"I checked based on what's available right now and 11.6% of the condos for sale in C01 and C08 are 0-499 [square feet]. In the rental market that's 15.8%. Now I don't have a historical comparison for this to see if those numbers are high or low, or which way they're trending, but if those places aren't popular right now then you figure it should hurt the rental market more. If I look to under 600 square feet, 32% of the active listings in the condo resale market downtown (C1 and C8) are that size. But in the rental market 40% are under 600 square feet," Ingram says.

Ultimately, the smaller spaces -- which, Ingram explains, are a lot more likely to be investor-owned -- are facing challenges right now, regardless of whether they're leasing or selling.

Of course, condos come in all shapes and sizes, with many offering perks like storage, private outdoor space, and, if you're lucky, unmatched views. But there's no denying that when it comes to dwellings with more space, ground-level homes are top of mind. It fits, then, that as October's numbers show a general sway from smaller spaces, the third quarter of 2020 saw a 58% increase in transactions (and a 13% increase in prices) for freehold houses in Toronto, according to real estate agent Doug Vukasovic.

Recent data from online mortgage brokerage nesto backs up Vukasovic's report, revealing that in September, homeowners targeted houses over condos for their next property.“Enabled by a future of remote working being the new normal, our users are fleeing the condo-life for more house and land, with less crowding,” reads the nesto report.

“In Toronto, this price-growth disparity between freehold homes and condos is worrisome: If the gap continues to widen, it will become harder, and take longer, for current condo owners to trade up into the freehold market,” said Vukasovic.

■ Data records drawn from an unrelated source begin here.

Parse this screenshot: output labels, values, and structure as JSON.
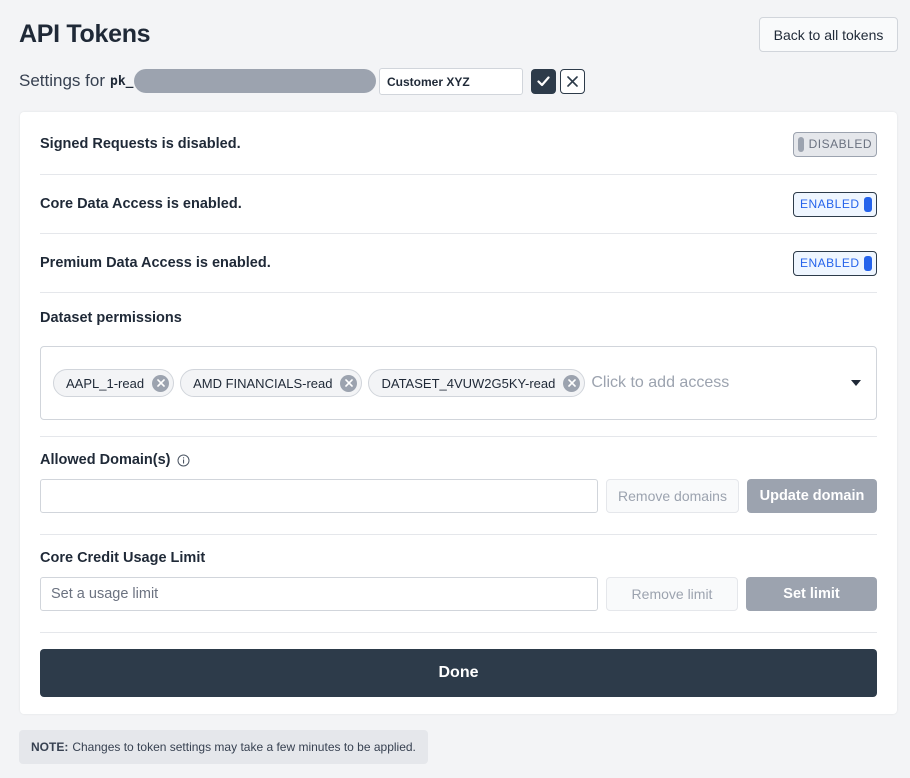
{
  "header": {
    "title": "API Tokens",
    "back_label": "Back to all tokens"
  },
  "settings": {
    "label": "Settings for",
    "key_prefix": "pk_",
    "token_name": "Customer XYZ"
  },
  "toggles": [
    {
      "label": "Signed Requests is disabled.",
      "state": "DISABLED"
    },
    {
      "label": "Core Data Access is enabled.",
      "state": "ENABLED"
    },
    {
      "label": "Premium Data Access is enabled.",
      "state": "ENABLED"
    }
  ],
  "dataset": {
    "label": "Dataset permissions",
    "chips": [
      "AAPL_1-read",
      "AMD FINANCIALS-read",
      "DATASET_4VUW2G5KY-read"
    ],
    "placeholder": "Click to add access"
  },
  "domains": {
    "label": "Allowed Domain(s)",
    "value": "",
    "remove_label": "Remove domains",
    "update_label": "Update domain"
  },
  "usage_limit": {
    "label": "Core Credit Usage Limit",
    "placeholder": "Set a usage limit",
    "remove_label": "Remove limit",
    "set_label": "Set limit"
  },
  "done_label": "Done",
  "note": {
    "prefix": "NOTE:",
    "text": "Changes to token settings may take a few minutes to be applied."
  },
  "colors": {
    "primary": "#2d3b4a",
    "enabled_blue": "#2563eb",
    "muted_grey": "#9ca3af"
  }
}
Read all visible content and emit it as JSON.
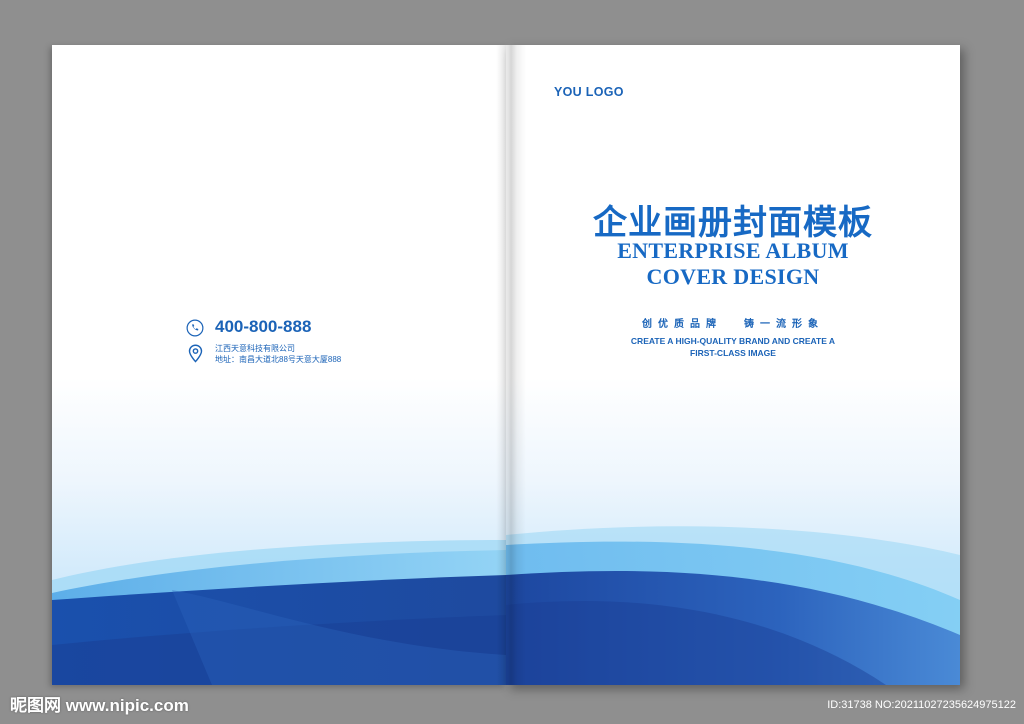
{
  "colors": {
    "background": "#8f8f8f",
    "primary_blue": "#1b63b7",
    "title_blue": "#1769c4",
    "wave_light": "#7ec6f1",
    "wave_dark": "#1d4aa1"
  },
  "back_cover": {
    "phone_icon": "phone-icon",
    "phone": "400-800-888",
    "location_icon": "location-pin-icon",
    "company": "江西天意科技有限公司",
    "address": "地址：南昌大道北88号天意大厦888"
  },
  "front_cover": {
    "logo": "YOU LOGO",
    "title_cn": "企业画册封面模板",
    "title_en_line1": "ENTERPRISE ALBUM",
    "title_en_line2": "COVER DESIGN",
    "slogan_cn_part1": "创优质品牌",
    "slogan_cn_part2": "铸一流形象",
    "slogan_en_line1": "CREATE A HIGH-QUALITY BRAND AND CREATE A",
    "slogan_en_line2": "FIRST-CLASS IMAGE"
  },
  "watermark": {
    "site": "昵图网 www.nipic.com",
    "id_text": "ID:31738 NO:20211027235624975122"
  }
}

And, based on Ingram's analysis, for those simply hoping to level up from their shoebox into a condo that boasts enough space for an office chair, finding a new home looks like it'll be easier -- and quicker -- than offloading your last one.